_Work item_
Each line of the data holding "http" should be found and copied.

_Entries supplied_
===

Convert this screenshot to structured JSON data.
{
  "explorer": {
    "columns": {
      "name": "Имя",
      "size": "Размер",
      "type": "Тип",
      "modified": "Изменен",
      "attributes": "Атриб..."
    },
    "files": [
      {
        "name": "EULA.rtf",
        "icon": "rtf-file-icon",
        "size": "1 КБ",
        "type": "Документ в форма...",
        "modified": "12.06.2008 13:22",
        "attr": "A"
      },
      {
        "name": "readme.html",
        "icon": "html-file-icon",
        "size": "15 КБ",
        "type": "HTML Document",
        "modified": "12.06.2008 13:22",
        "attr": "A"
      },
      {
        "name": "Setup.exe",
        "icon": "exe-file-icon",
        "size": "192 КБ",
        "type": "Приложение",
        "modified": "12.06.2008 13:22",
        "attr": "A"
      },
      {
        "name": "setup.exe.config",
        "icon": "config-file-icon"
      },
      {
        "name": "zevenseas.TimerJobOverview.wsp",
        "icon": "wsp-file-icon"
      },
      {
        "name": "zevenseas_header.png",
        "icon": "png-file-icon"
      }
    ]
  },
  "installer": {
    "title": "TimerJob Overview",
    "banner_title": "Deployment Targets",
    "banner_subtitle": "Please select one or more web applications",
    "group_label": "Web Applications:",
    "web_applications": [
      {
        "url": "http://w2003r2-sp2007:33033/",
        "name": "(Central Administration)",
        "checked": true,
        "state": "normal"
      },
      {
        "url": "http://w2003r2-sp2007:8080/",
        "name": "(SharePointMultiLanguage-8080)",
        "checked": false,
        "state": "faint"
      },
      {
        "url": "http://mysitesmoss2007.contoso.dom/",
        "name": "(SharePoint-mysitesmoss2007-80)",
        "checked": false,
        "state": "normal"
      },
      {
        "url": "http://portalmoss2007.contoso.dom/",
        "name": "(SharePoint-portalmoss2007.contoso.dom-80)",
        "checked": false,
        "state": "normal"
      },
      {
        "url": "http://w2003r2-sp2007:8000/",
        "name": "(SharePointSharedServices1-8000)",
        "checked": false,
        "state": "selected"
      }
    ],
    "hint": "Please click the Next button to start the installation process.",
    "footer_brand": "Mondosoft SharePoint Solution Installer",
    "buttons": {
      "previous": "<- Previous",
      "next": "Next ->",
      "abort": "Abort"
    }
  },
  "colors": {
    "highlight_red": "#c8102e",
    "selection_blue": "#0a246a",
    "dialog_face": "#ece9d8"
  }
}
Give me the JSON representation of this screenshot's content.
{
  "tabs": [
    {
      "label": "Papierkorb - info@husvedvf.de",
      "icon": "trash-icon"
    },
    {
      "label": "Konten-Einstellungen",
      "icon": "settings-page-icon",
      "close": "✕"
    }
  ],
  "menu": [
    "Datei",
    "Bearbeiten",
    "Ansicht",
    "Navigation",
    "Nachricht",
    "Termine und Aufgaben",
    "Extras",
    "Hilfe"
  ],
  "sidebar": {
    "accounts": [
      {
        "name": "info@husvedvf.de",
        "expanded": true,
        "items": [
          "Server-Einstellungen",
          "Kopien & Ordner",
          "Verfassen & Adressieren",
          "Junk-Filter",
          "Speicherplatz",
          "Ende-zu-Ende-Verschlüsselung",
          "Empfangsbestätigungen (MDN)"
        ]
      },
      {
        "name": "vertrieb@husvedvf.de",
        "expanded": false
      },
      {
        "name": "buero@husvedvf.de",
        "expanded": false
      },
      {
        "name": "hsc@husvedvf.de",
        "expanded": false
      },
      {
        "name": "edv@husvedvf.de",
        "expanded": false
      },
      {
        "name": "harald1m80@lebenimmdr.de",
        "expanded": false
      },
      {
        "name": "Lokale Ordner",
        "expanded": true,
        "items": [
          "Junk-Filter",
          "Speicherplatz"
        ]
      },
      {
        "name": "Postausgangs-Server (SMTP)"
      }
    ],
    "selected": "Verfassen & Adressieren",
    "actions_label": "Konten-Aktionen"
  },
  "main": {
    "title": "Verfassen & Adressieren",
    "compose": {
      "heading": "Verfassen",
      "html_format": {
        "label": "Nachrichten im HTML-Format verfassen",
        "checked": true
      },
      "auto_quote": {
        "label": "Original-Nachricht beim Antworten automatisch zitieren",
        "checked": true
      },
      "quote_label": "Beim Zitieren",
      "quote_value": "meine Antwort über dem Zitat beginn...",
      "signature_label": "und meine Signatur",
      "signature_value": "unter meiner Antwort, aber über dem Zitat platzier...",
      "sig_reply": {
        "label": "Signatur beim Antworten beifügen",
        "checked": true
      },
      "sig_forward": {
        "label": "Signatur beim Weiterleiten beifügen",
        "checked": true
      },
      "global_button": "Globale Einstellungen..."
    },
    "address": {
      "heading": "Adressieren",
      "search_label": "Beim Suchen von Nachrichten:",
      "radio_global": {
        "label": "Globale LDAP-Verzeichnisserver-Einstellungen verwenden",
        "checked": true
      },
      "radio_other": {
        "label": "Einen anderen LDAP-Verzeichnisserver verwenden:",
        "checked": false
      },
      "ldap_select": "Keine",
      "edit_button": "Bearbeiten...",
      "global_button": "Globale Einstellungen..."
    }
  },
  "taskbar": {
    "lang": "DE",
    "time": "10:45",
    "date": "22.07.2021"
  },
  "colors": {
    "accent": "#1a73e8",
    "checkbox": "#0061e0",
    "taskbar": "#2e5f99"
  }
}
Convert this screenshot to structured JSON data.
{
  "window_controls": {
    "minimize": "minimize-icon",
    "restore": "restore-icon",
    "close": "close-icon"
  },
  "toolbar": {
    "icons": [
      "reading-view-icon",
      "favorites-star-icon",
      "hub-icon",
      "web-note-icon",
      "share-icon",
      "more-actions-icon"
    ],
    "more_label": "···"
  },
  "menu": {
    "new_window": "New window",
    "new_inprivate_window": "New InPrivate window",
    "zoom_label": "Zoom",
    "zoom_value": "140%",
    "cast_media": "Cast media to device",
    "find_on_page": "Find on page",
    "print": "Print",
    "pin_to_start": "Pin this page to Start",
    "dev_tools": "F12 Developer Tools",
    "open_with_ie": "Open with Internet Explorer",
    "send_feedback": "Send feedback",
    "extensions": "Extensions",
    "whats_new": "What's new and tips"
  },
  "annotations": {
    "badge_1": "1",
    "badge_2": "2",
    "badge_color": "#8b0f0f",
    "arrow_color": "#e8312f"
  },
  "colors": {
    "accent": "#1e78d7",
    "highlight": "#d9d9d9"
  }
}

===

_Response_
        "url": "http://w2003r2-sp2007:33033/",
        "url": "http://w2003r2-sp2007:8080/",
        "url": "http://mysitesmoss2007.contoso.dom/",
        "url": "http://portalmoss2007.contoso.dom/",
        "url": "http://w2003r2-sp2007:8000/",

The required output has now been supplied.